Japanese utility Kansai Electric Power and German utility RWE have agreed to study the feasibility of a floating wind project off the Japanese coast.
Japan’s offshore power market is expected to take off after the government brought in a law in 2019 to encourage the development of wind farms.
The government aims to install as much as 45 gigawatts (GW) of offshore wind power by 2040 in a bid to achieve its goal of carbon neutrality by 2050.
“We see great potential for floating wind farms worldwide, especially in countries with deeper coastal waters, like Japan,” Sven Utermohlen, chief operating officer for Offshore Wind at RWE Renewables, said in a statement.
RWE is working on three floating demonstration projects in Norway, Spain and the United States to test different concepts for floating foundations, and is studying the feasibility of bottom-fixed offshore wind projects in various regions of Japan.

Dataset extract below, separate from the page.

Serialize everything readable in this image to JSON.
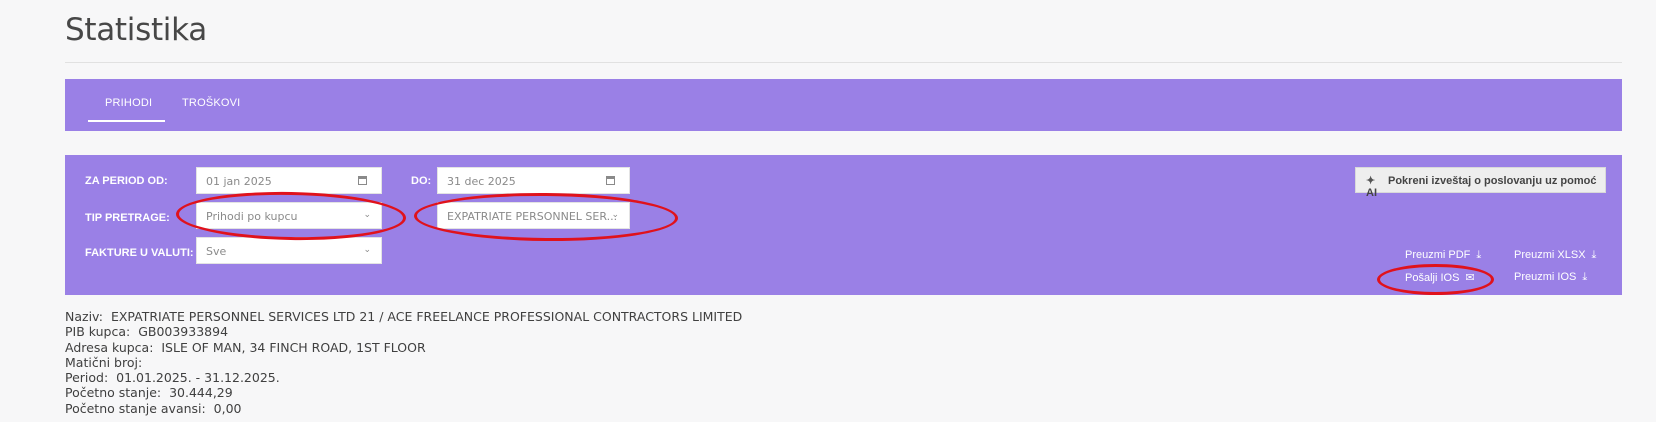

Kansai Electric is working to develop more than 2 GW of new renewable energy sources, with the goal of increasing its installed capacity to 6 GW worldwide by the 2030s.
The Japanese utility is also eyeing the development of offshore wind projects in several Japanese regions including the Akita, Yamagata and Nagasaki prefectures, and is involved in two offshore wind projects in Europe, including one in collaboration with RWE.